*** Opening Given records ***

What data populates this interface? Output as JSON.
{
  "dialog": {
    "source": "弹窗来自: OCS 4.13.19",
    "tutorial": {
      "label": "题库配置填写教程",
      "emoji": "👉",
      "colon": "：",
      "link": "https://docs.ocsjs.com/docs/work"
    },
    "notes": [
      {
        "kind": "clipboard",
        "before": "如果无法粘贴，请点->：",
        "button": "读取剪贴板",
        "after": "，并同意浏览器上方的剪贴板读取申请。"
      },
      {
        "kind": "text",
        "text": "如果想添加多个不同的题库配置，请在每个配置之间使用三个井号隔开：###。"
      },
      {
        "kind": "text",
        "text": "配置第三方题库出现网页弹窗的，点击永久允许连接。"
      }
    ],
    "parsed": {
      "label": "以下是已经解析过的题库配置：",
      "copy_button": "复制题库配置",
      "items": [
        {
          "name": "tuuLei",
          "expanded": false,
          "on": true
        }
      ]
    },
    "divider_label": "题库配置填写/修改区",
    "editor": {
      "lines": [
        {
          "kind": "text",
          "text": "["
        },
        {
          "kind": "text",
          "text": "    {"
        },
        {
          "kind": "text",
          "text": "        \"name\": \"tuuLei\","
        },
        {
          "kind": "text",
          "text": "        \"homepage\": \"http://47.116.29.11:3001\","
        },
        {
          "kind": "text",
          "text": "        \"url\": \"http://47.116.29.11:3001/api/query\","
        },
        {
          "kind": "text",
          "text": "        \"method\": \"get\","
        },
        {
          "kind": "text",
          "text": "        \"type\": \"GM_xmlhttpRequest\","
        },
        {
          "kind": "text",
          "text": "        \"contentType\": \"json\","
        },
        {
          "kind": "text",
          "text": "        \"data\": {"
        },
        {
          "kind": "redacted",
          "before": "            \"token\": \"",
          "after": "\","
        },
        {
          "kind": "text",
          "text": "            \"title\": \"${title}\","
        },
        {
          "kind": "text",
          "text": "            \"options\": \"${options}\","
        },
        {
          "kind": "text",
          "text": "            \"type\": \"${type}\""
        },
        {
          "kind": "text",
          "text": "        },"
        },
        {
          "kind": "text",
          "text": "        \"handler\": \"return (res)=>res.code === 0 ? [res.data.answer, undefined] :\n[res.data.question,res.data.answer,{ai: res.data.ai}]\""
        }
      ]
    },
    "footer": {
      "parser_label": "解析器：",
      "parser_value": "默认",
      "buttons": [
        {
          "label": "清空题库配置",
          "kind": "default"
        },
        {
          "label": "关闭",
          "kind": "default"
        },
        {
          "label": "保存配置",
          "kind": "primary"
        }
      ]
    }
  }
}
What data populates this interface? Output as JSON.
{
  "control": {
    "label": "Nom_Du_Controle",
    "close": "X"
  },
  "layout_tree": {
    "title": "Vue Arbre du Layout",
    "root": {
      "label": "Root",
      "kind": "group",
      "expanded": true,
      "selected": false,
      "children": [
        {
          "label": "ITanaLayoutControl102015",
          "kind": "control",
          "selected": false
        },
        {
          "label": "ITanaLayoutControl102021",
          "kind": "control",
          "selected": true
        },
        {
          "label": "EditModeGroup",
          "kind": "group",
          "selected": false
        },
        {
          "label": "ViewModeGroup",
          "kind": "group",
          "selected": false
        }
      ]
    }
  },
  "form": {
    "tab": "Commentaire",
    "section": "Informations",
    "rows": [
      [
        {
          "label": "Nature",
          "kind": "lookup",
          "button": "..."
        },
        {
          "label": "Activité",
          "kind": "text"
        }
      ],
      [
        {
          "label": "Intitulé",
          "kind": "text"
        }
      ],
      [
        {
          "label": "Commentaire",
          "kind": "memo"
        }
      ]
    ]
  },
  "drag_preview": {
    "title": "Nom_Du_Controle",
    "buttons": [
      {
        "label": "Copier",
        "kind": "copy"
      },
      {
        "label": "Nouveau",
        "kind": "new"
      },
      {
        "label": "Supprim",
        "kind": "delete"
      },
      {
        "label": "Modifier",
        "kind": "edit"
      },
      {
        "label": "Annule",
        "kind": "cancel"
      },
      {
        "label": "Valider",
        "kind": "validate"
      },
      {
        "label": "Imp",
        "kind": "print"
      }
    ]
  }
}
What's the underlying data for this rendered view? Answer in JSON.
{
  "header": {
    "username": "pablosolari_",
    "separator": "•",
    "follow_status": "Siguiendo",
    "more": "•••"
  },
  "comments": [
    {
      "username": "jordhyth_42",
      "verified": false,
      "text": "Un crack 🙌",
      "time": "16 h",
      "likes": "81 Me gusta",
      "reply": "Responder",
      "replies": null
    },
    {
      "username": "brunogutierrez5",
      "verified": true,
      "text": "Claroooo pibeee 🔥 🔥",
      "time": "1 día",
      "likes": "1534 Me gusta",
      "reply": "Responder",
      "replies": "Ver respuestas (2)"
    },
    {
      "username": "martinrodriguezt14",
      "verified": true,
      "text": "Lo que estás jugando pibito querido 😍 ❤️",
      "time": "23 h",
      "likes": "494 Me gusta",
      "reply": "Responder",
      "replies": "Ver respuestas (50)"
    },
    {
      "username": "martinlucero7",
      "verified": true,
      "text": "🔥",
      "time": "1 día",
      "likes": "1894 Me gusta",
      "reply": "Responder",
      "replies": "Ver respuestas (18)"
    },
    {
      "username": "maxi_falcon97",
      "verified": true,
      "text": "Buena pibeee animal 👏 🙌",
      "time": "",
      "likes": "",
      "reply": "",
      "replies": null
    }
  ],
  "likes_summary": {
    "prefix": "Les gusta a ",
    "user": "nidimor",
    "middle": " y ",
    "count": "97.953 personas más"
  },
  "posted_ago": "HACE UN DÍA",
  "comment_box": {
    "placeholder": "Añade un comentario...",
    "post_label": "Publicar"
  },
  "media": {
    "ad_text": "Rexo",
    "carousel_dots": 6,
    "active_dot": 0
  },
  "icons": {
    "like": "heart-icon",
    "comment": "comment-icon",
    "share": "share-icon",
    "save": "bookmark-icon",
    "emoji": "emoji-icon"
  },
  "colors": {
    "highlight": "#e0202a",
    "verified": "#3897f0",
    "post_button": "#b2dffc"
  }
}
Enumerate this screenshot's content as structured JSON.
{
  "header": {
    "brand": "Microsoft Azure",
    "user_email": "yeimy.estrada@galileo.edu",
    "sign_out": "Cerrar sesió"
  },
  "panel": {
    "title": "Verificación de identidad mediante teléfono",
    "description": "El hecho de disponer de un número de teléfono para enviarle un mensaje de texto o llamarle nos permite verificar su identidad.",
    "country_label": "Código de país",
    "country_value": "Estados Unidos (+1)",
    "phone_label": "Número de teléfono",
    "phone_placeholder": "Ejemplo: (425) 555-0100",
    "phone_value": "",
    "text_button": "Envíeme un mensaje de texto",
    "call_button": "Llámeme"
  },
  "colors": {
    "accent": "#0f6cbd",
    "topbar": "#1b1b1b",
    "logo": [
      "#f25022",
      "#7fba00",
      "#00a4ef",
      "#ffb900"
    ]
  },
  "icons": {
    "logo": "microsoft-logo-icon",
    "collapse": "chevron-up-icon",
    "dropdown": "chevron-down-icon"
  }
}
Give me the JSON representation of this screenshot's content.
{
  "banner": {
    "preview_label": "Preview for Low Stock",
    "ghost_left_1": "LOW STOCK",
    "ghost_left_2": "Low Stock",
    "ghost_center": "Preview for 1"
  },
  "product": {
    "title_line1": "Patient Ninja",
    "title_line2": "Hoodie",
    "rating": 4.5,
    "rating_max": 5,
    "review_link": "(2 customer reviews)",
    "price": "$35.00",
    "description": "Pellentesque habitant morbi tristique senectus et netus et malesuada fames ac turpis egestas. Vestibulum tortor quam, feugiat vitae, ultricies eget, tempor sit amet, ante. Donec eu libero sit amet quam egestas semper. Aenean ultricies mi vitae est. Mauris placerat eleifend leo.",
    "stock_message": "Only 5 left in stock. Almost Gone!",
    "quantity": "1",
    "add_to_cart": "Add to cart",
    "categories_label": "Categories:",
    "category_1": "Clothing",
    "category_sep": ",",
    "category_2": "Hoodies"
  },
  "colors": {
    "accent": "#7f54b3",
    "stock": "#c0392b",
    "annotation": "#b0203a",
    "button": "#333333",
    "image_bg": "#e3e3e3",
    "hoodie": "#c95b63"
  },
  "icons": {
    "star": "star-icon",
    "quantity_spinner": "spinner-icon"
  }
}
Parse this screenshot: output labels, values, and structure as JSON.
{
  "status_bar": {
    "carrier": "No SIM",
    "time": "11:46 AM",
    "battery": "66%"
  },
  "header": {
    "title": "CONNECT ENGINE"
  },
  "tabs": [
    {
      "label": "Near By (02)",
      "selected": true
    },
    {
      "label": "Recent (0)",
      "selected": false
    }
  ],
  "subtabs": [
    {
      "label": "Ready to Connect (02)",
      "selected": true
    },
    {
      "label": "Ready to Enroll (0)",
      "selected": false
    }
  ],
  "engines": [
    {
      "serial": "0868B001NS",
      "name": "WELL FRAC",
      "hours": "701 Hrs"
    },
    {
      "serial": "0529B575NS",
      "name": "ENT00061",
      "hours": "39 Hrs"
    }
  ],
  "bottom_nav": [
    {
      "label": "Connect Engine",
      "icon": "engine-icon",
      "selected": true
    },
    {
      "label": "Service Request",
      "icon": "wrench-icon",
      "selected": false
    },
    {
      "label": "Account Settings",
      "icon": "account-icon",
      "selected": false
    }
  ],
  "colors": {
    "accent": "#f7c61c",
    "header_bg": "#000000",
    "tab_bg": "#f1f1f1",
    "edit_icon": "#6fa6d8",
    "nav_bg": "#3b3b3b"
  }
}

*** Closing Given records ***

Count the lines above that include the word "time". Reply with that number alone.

6